*RECORDS PROVIDED*:
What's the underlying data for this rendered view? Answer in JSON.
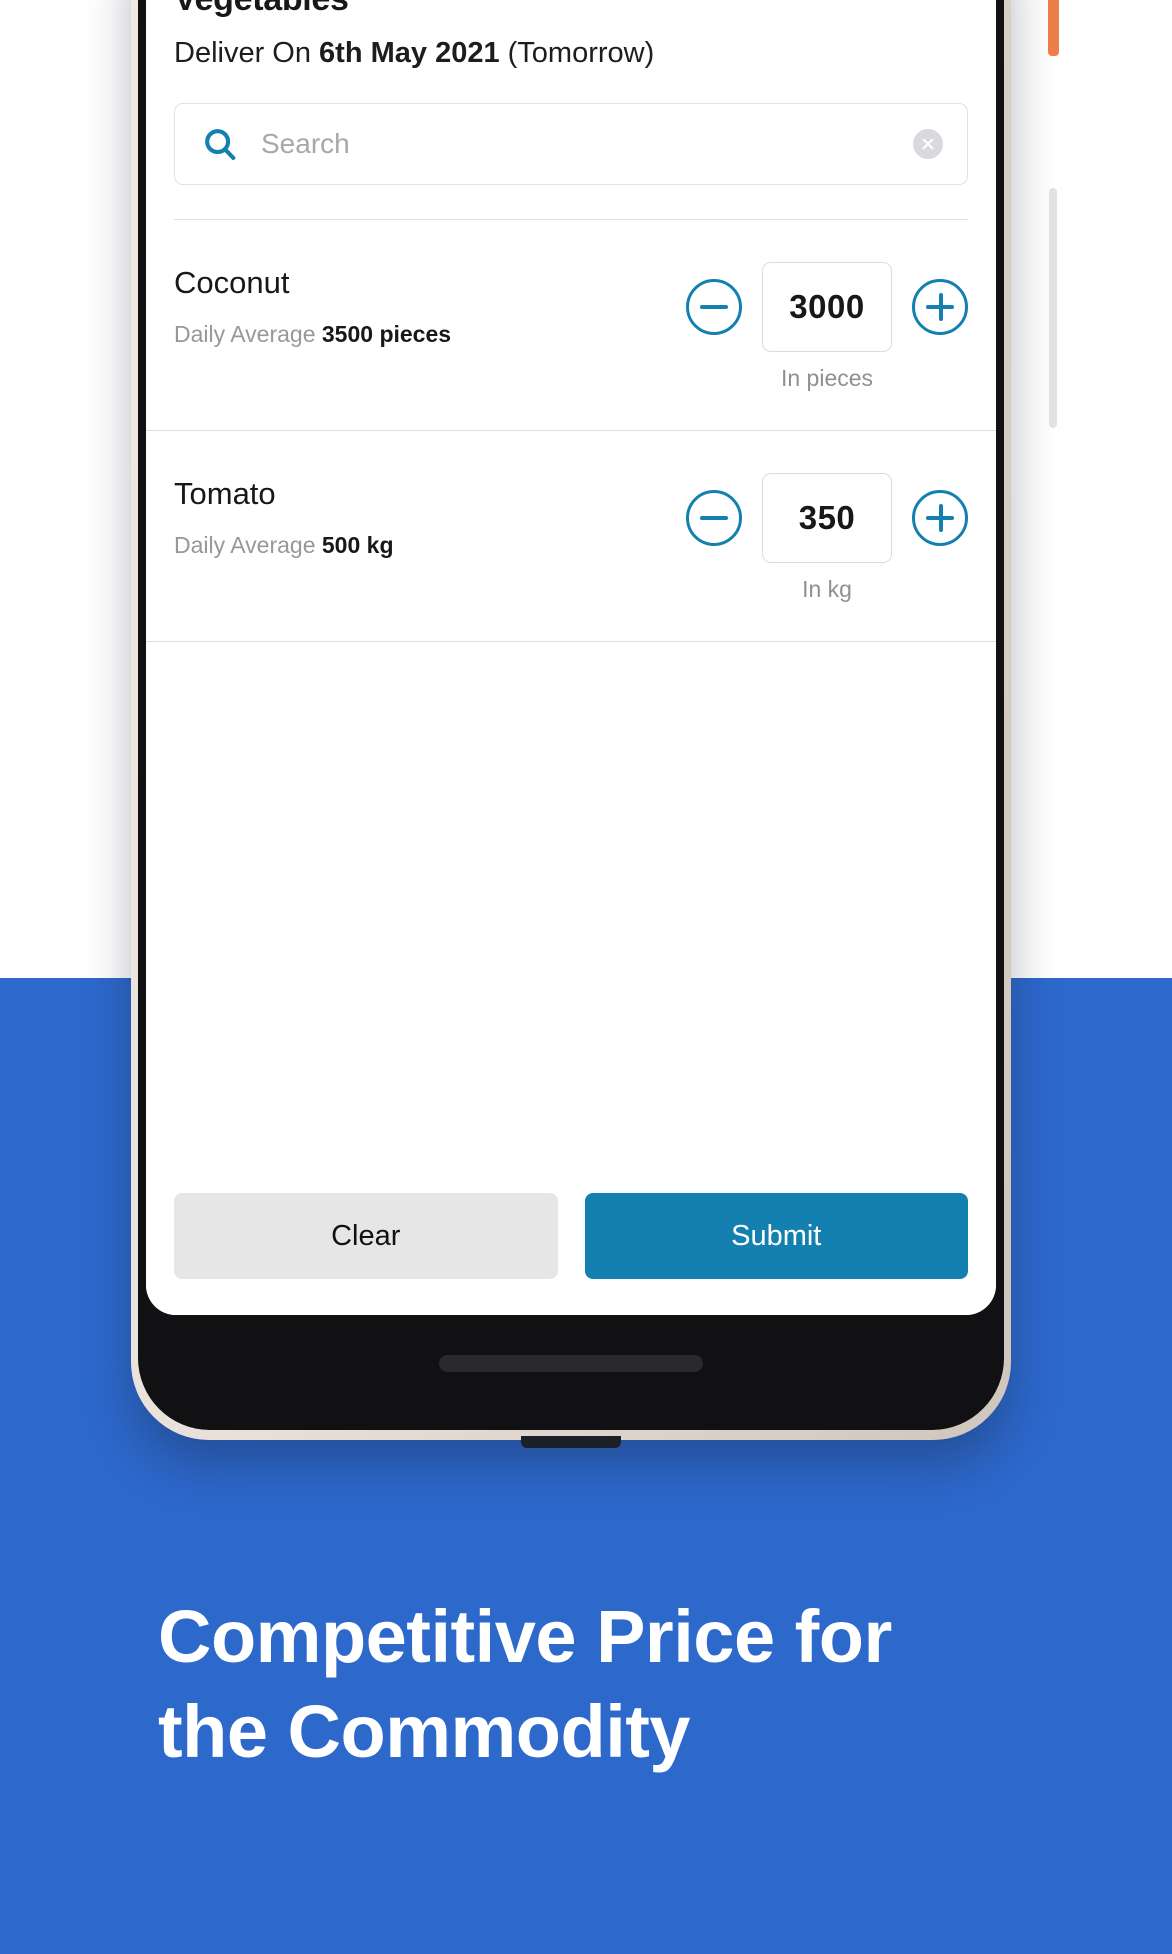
{
  "app": {
    "title": "Vegetables",
    "deliver_prefix": "Deliver On ",
    "deliver_date": "6th May 2021",
    "deliver_suffix": " (Tomorrow)",
    "search": {
      "placeholder": "Search",
      "value": "",
      "icon": "search-icon",
      "clear_icon": "clear-circle-icon"
    },
    "items": [
      {
        "name": "Coconut",
        "avg_label": "Daily Average ",
        "avg_value": "3500 pieces",
        "quantity": "3000",
        "unit_label": "In pieces",
        "decrement_icon": "minus-circle-icon",
        "increment_icon": "plus-circle-icon"
      },
      {
        "name": "Tomato",
        "avg_label": "Daily Average ",
        "avg_value": "500 kg",
        "quantity": "350",
        "unit_label": "In kg",
        "decrement_icon": "minus-circle-icon",
        "increment_icon": "plus-circle-icon"
      }
    ],
    "footer": {
      "clear_label": "Clear",
      "submit_label": "Submit"
    }
  },
  "promo": {
    "headline_line1": "Competitive Price for",
    "headline_line2": "the Commodity"
  },
  "colors": {
    "background": "#2d68cb",
    "accent": "#1380b0",
    "clear_button": "#e6e6e7",
    "text_dark": "#18181b",
    "text_muted": "#97979d"
  }
}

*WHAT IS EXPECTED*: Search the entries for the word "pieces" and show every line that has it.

*RESULT*:
        "avg_value": "3500 pieces",
        "unit_label": "In pieces",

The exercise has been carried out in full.